USFSP Graduate Student Travels to Normandy to Honor WWII Soldier
From left: Deborah Pettingill and Konner Ross
As part of a National History Day competition, USF St. Petersburg graduate student Deborah Pettingill and local high school junior Konner Ross have been selected to honor a fallen World War II hero at the Normandy American Cemetery in France this month. The pair will travel to Normandy by way of Washington, D.C. to celebrate the life of Florida soldier Pvt. Leo K. Chalcraft.
They began studying the life of Chalcraft, a St. Petersburg native who was drafted in March 1944 at age 19 and was killed on Christmas Eve that year off the coast of Cherbourg, France. He was aboard the S.S. Leopoldville, a Belgian troop ship traveling from England to provide infantry reinforcements for what later became known as the infamous Battle of the Bulge. He died before reaching their destination.
Pettingill, 50, a graduate student in the Humanities and Cultural Studies program and USF alumna, served as a teacher to Ross, 16, last year at Largo High School and is her History Honor Society advisor. Pettingill also is involved with the National History Day competition, a program that requires participants to select a soldier from their state who was buried or memorialized at the American Cemetery in Normandy.
When she told Ross about the project, they both became excited and decided to complete the lengthy application together. She meets regularly with Ross to go over the extensive required readings and to assist her in the research, teaching her how to use microfilm and helping with the genealogy of Chalcraft’s family.
“I am fortunate enough that when I told my friends of this project, one of them passed the information on to a friend of his, Marty Morgan, who is a WWII historian,” said Pettingill. “He helped us to identify the soldiers from Florida, and then went further and helped us with what counties they were from as we wanted to find someone close to home.”
Pettingill and her student searched for information about his family and discovered that he had two brothers. One brother, Richard Chalcraft, had passed away in 2014. After much searching, they were able to locate Albert Chalcraft, Leo’s younger brother. He shared with them artifacts from his brother’s final days, including a wallet, a Western Union notification, and other personal affects.
“What both of us have learned from the required assignments has been very insightful as it is a chance to study the war more deeply,” Pettingill said. “The most exciting part of this experience has been the more personal side: learning about his life and then meeting his family.”
Pettingill and Ross will join with 14 teams in Washington, D.C. to finish their research about Chalcraft with assistance from the National Archives, historians, and college professors.

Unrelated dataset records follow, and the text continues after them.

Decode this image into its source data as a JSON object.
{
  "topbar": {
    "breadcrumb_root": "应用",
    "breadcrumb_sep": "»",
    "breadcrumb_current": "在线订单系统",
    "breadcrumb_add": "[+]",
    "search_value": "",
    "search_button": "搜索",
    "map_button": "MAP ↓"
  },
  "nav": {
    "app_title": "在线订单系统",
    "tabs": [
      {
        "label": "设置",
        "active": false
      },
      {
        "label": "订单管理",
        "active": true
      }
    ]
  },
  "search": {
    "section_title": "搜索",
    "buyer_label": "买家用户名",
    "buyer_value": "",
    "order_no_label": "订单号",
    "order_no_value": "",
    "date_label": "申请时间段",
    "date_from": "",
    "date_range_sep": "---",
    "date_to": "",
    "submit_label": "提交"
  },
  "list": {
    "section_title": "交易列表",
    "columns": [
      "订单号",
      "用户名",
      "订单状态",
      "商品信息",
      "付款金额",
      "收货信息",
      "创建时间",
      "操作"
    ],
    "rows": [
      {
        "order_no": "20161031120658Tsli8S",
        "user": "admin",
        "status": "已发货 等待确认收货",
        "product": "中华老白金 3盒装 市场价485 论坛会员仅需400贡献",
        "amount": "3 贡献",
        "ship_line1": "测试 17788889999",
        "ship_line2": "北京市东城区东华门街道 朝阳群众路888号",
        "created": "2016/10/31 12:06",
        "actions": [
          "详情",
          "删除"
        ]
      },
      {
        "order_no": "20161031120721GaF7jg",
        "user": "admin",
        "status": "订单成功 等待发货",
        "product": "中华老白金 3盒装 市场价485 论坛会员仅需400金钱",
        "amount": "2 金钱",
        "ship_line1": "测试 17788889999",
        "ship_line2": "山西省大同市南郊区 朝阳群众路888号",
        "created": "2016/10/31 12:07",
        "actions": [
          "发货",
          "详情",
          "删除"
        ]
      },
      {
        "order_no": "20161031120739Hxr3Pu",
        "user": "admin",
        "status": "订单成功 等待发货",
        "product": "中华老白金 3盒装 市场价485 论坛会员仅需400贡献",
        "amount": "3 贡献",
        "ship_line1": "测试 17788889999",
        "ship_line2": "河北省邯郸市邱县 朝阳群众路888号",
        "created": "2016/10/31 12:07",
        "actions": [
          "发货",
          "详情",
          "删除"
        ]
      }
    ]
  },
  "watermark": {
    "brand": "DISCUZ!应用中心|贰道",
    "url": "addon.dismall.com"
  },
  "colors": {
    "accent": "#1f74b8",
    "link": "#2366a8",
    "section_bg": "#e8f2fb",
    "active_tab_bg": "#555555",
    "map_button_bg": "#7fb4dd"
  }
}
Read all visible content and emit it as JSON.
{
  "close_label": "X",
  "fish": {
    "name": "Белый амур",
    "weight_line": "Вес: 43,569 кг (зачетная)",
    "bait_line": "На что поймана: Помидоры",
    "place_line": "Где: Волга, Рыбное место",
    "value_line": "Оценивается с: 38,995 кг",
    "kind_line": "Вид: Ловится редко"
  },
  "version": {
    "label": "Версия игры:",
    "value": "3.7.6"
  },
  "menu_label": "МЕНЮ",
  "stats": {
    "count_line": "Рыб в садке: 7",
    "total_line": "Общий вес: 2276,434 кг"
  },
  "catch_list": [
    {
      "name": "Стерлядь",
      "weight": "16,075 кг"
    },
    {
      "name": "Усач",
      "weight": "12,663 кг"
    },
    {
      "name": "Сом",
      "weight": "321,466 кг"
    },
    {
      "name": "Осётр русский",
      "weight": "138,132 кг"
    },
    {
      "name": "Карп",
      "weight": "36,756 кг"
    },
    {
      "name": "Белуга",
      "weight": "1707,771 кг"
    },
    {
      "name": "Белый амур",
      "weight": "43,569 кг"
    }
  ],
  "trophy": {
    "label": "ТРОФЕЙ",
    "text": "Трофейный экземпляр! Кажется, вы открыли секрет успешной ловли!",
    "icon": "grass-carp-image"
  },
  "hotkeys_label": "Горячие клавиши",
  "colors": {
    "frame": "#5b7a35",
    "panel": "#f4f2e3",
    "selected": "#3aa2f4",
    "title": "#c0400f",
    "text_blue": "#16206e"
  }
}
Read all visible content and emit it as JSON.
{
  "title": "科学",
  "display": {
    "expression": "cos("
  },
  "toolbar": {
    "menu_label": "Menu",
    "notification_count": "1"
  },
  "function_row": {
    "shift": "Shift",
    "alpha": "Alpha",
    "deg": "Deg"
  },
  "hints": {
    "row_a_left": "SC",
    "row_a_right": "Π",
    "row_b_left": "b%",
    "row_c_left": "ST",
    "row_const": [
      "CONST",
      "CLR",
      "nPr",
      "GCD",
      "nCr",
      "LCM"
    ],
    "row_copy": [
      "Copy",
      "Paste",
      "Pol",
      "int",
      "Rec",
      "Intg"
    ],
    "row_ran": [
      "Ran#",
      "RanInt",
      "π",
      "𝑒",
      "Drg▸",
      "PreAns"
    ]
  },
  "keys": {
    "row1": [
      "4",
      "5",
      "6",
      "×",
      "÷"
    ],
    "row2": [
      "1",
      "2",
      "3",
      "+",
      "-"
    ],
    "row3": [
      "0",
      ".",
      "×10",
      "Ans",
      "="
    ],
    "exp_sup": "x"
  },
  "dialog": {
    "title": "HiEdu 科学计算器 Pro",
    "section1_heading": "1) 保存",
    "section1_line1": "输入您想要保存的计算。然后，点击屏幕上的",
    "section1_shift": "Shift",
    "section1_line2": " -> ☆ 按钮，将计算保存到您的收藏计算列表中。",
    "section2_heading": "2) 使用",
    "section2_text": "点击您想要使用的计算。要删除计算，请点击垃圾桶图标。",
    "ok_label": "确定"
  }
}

While in Normandy, Ross will deliver a graveside eulogy that she has written. Later this summer, she will create a website about Chalcraft’s life. Pettingill also will give at least two presentations about Chalcraft and the National History Day project.